Bulb Recycling and Disposal
Many types of light bulbs contain heavy metals such as mercury and lead. Examples include:
- Tube- and Compact-style fluorescent bulbs, including compact fluorescent lamps (CFLs)
- Mercury vapor bulbs – i.e., high intensity lamps with blue-white, originally used as farmyard lights
- Metal halide bulbs – i.e., newer, more efficient high intensity lights
- High and Low pressure sodium vapor bulbs – i.e., yellow lights used for outdoor security lighting
- Ultraviolet lamps
- Neon lamps (most colors other than red contain mercury)
- Red LEDs typically contain mercury (other colors of LEDs typically do NOT contain mercury)
- Black lights
Because these bulbs contain heavy metals and toxic chemicals, they should be properly disposed of to avoid contaminating the environment or harming human health.
Households in Wisconsin are not legally required to recycle these bulbs. Because of the mercury or other toxic substances in many light bulbs,
businesses and institutions are required to properly store and recycle used bulbs that are considered hazardous waste. This would include tube-style fluorescents,
CFLs, and many other bulb types. For more information on the requirements for businesses and institutions, refer to these DNR guidelines

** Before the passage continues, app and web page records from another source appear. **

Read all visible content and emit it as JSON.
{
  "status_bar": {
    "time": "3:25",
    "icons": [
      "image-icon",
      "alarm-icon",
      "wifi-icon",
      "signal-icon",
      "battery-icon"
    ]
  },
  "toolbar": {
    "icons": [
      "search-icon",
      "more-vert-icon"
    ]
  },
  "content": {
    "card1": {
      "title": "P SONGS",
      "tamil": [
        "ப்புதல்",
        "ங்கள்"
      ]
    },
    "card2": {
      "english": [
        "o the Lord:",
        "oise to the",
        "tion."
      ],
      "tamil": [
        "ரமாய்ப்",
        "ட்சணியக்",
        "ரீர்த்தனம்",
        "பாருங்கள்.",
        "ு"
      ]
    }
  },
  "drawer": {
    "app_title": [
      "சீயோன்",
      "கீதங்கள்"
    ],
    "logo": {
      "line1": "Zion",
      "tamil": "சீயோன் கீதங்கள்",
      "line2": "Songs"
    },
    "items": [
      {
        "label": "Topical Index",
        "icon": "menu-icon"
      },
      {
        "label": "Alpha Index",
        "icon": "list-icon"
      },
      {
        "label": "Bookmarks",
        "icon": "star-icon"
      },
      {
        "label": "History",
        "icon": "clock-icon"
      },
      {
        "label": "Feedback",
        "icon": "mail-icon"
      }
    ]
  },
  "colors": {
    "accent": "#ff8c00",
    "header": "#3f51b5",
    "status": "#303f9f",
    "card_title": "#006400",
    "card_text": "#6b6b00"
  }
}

http://dnr.wi.gov/files/PDF/pubs/wa/WA195.pdf or State Administrative Code
ch. NR 673, Wis. Adm. Code [PDF exit DNR].
More information on CFLs:
Compact fluorescent lamps are used extensively in homes and businesses. CFLs use up to 75 percent less energy than a standard incandescent bulb,
can last much longer than traditional bulbs, and can save money in electricity costs over the life of the bulb.
While the bulbs contain a small amount of mercury (<4 mg), the EPA estimates that standard coal-fired power plants emit 10 micrograms (mg)
of mercury to power an incandescent bulb over five years, in comparison with 2.4 mg of mercury to power a CFL over the same period of time.
Using CFLs also results in reductions of other air emissions from power plants, including carbon dioxide, a greenhouse gas.
Where can I Recycle CFLs?
CFL’s may last longer than incandescent bulbs, but when they burn out, they require special recycling.
Do not place the bulbs in the trash or in your curbside recycling bin.
Some CFLs are fragile and breakage would release their mercury which would contaminate the trucks, your recyclables and the workers who handle them!
The only safe way to dispose of a CFL or any other fluorescent is to bring it to a retail store that sells the type of bulbs you need to recycle.
Dane County Ordinance 41.24 and City of Madison Ordinances require that all stores that sell fluorescent lamps must accept used fluorescent lamps for recycling.
A list of recycling locations in Dane County can be found here: https://www.countyofdane.com/pwht/recycle/public_locations.aspx?type=7&display=true.
Retailers are allowed under the Ordinance to charge a fee for recycling the bulbs, so please call the retailer to determine if there are any fees.
Safety – What to do if a CFL bulb breaks in my home:
NOTE: FOR THE INITIAL CLEAN UP, DO NOT USE A VACUUM CLEANER
A vacuum cleaner will spread the mercury vapor and powder throughout the area and could contaminate the vacuum.
Don’t panic. The bulbs contain a relatively small amount of mercury, which may be released as mercury vapor, but there are safe clean up methods. Here are some simple steps:
- OPEN THE WINDOWS BEFORE BEGINNING CLEAN UP
- Leave the area for 15 minutes. This ventilation will significantly lower the level of mercury vapor in the area.
- Keep people (especially infants, small children and pregnant women) and pets out of the area until the clean up is complete
- Shut off your central forced air heating/air-conditioning system, if you have one
- Wear rubber gloves to protect your hands from sharp glass, mercury and the phosphor powder
- Carefully remove the larger pieces and place them in a double heavy duty plastic 1-gallon re-sealable bag (Ziplock®, Gladlock® etc.) and then in a glass jar with a sealable lid.
- Next, scoop up the smaller pieces and powder using two stiff pieces of paper (like index or playing cards)
- Pat the area with the sticky side of duct tape to pick up the fine particles
- Then wipe the area with a damp paper towel
- Carefully dispose of the tape and towels in the same container used for the broken bulb
- Tightly seal the container and remove it from your home until you can properly recycle it.
- Continue ventilating the room and leave off the central heating/air conditioning system for several hours, if practical
- Carefully wash your hands and face
- Take the properly package broken CFL to the Dane County Clean Sweep Site. Visit www.danecountycleansweep.com for details.
After the initial clean up, it is a good idea to open a window the next few times when you vacuum the area where the lamp was broken.
WHAT ABOUT CARPETS?
Follow the same clean up procedure as above. If you are concerned that you weren’t able to clean up all of the powder and glass from your carpet or rug,
you may want to consider removing throw rugs or the area of carpet where the breakage occurred.
This may be a sensible precaution particularly if the rug is in an area used by infants, small children or pregnant women.
The rugs can be disposed of with your normal household refuse. DO NOT BURN THIS CARPETING.